As an action of the Divine Mercy in history, Mary’s purity is in God as a mutual gift between the divine Persons: from the Father, who wishes who provide a perfect Mother for his Son, and from the Son who wishes to restore to the Father a creation perfectly redeemed, and from the Spirit who cooperates in the will of both. Mary’s Immaculate Conception is no afterthought for a world gone wrong, but the mutual gift of divine love perfectly achieved. 

The Pope tells us that “we need constantly to contemplate the mystery of mercy, which is a wellspring of joy, serenity and peace,” and a bridge connecting God and man, opening our hearts to a hope of being loved forever despite our sinfulness.” But the Holy Year is an occasion “to gaze even more attentively on mercy so that we can become a more effective sign of the Father’s action in our lives.” The ultimate goal being more effective witness through growth in holiness.

Mercy of its very nature is unmerited gift. A gift to truly be a gift must be received and requires a response. And the fitting first response is simply gratitude. Mary the Immaculate Conception is our model. Her gratitude can be summed up in her self-definition as handmaid of the Lord. Thanksgiving for all she has received is expressed in unreserved obedient service, above all in her unbounded “yes” to the request of the angel to be God’s mother and to all that was to follow in her life from that “yes.”  

Immaculate Conception by Diego Velasquez, Excerpts from Father Timothy's homily at today's Eucharist.

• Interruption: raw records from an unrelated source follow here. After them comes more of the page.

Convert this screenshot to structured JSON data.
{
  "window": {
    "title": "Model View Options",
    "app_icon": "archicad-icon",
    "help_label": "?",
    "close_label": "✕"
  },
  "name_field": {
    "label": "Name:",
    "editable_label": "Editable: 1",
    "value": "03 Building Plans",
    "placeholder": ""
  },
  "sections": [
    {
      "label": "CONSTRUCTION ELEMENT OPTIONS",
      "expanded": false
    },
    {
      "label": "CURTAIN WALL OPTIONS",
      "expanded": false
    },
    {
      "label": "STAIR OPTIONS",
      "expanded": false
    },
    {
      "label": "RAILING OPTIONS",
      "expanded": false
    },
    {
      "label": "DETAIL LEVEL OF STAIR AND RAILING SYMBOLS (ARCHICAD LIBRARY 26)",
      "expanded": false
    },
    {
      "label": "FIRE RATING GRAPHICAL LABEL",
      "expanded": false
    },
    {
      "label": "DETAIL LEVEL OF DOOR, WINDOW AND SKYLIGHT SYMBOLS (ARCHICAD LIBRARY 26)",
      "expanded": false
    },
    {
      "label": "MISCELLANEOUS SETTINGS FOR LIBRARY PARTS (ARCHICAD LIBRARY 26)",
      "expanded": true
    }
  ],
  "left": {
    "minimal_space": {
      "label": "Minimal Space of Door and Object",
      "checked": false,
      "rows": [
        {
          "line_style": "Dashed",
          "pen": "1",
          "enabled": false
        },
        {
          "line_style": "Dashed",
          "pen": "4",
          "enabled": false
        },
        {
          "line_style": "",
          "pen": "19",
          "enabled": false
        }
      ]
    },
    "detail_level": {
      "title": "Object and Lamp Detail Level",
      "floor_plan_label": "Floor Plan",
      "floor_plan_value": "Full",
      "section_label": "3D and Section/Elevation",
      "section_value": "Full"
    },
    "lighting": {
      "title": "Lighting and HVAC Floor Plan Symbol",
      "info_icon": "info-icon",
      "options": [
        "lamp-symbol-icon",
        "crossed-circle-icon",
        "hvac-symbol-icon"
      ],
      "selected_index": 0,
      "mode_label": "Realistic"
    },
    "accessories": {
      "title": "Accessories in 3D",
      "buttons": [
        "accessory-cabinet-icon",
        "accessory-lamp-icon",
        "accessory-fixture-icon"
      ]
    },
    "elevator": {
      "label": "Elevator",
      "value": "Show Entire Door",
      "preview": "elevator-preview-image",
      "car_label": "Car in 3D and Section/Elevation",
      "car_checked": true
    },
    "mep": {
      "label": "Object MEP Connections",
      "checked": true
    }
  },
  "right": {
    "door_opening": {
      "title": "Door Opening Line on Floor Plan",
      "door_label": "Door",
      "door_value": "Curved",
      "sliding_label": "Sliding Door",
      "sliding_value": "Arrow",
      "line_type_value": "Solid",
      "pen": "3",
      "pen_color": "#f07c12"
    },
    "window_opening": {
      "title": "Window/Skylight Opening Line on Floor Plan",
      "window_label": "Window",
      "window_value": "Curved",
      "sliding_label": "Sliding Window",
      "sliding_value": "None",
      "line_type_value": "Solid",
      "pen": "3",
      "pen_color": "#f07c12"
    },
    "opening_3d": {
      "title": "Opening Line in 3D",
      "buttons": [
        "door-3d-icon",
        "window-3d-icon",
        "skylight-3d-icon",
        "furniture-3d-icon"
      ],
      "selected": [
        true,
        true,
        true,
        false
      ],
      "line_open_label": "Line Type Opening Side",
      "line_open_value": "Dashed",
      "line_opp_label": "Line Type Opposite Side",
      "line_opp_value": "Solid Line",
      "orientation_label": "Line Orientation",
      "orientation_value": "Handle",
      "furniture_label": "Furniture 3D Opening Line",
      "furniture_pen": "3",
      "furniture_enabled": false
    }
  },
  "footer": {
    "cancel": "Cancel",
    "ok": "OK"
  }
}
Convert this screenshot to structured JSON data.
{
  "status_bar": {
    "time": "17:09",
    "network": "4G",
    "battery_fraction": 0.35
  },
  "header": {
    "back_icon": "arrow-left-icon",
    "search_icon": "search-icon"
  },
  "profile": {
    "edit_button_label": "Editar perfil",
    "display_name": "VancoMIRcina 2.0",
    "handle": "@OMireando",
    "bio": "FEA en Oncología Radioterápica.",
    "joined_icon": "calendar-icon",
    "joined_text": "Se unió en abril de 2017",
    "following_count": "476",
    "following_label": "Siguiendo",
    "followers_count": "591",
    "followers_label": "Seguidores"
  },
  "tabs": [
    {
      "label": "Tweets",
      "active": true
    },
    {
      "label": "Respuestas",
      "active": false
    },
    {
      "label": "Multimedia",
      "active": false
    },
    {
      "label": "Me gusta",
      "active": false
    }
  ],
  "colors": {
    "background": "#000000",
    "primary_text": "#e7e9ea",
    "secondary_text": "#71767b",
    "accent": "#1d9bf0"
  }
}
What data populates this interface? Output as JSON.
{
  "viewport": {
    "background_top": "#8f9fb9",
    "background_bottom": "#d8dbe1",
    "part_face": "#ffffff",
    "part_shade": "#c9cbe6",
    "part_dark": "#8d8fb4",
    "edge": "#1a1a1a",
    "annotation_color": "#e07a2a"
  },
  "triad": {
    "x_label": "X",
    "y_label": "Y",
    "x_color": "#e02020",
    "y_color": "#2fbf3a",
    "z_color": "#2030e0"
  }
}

Sunday, December 6, 2015

Advent Discovery

Our yearly celebration of the Advent mystery is a kind of jolt, a reminder that wherever we stand in our commitment to God, there is always room for some adjustment. An important aspect of this growth consist, as it did for John the Baptist's listeners, in the ongoing discovery that our relationship with God is not something static.

It was from God's initiative that the story of each of us began. This takes us back into the depths of God's eternal plan for each of us. God ardently desired this. And he set in motion the great work of our creation as unique images of himself and incorporated us into Christ as members of his Body. God keeps his plan for us going on. But to be sure, our own cooperation is essential. Our principal contribution is to embrace his divine will at each moment. This is the ideal by which Christ himself lived on this earth.

Excerpts from Father Gabriel's homily at this morning's Eucharist.

Tuesday, December 1, 2015

Blessed Charles de Foucauld

Our hearts like that of Jesus, must embrace all humanity. Be loving, gentle, humble, with all human-beings. This is what we have learned from Jesus, not to be aggressive towards anyone.

As we begin the season of Advent, we remember today Blessed Charles de Foucauld (1858-1916) a one-time French soldier and playboy who died as a poor, malnourished hermit in the desert of Algeria. We are inspired by his great simplicity and ardor, as we like him long for the presence of the Prince of Peace . 

Let us concern ourselves with those who lack everything, those to whom no one gives a thought. Let us be the friends of those who have no friends, their brother... I want all the people here, Christians, Muslims, Jews, non-believers, to look on me as their brother, the universal brother. They begin to call my house ‘the fraternity’ and this makes me happy.